Bund (ブント): They wouldn’t believe the news, exclaiming, “We haven’t finished off the riot police, so there’s no way the revolution has begun!”
Kakumaru (革マル): They’d play it all cool, looking up at the sky and muttering, “Any revolution that we didn’t start could not possibly be real, so we aren’t going to liberate no one from alienation.”
Chūkaku (中核): They’d demand, “Let us join in,” and when denied, would cry, “They are Stalinist agents!” to deaf ears.
(United Socialist) Front (フロント): They’d be busy calling to arrange for teachers to hold a teach-in about the revolution.
Kaihō (解放): They’d keep repeating their one idiot slogan “We’re against the rationalization of revolutionary power!” until everyone finally realized how dumb they are.
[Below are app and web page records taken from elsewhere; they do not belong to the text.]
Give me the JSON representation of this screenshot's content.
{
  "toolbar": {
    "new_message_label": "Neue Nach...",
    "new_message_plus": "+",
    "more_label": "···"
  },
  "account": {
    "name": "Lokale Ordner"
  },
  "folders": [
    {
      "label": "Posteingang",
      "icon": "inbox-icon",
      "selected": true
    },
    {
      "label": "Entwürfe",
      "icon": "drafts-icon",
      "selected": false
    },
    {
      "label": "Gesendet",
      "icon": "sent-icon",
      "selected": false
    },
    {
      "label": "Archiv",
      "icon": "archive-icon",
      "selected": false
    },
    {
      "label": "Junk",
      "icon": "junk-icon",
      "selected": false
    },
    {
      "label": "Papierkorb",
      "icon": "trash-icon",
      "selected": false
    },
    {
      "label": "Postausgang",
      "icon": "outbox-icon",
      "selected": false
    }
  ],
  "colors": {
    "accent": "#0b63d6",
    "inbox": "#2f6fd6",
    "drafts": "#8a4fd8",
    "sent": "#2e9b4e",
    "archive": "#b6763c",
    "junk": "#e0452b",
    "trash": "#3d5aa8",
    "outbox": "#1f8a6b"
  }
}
ML (マルクス・レーニン主義派): Flustered, they’d call Beijing. But not being able to connect, they’d be completely perplexed: “How could a revolution start without a people’s war?” Then they’d retreat back to the farms with dour faces.
Proletariat Army (プロ軍): They’d say, “What? This is shitty!” and start pouring sulfuric acid into bottles to get ready for the counterrevolution.
Tokyo University Law Department Students (東大法学部学生): A call to the National Personnel Authority (人事院) would not convince them, so they’d go there to directly confirm it themselves. But they’d be terrorized to learn that the Civil Service Exam (国家公務員試験) had been abolished. After pulling themselves together, they’d throw out their statute books (六法全書) and start leafing through works by Stalin, Guevara, and Lenin. But not being able to understand the sentiments, they start preparations to make a placard that reads “Anti-Violence, Anti-Blockade.”
1. Minsei (民青) is the nickname for the Democratic Youth League of Japan (日本民主青年同盟) — a junior organization of the Japanese Communist Party. They were non-New Left student activists.
2. Kakumaru and Chūkaku are two factions of the Revolutionary Communist League that have been at war with each other for decades.
3. Front were the “Socialist League” and believed in “structural reform.”
4. Kaihō — meaning “liberation” — were an extremist offshoot of the Japan Socialist Party-affiliated Japan Socialist Youth League (日本社会主義青年同盟) nicknamed Shaseidō (社青同).
5. ML were an offshoot of Bund who took up Maoist ideology.
6. Pro-gun were Fourth Internationalist Trotskyites.
7. The Japanese bureaucracy has traditionally come from the Law Department of Tokyo University.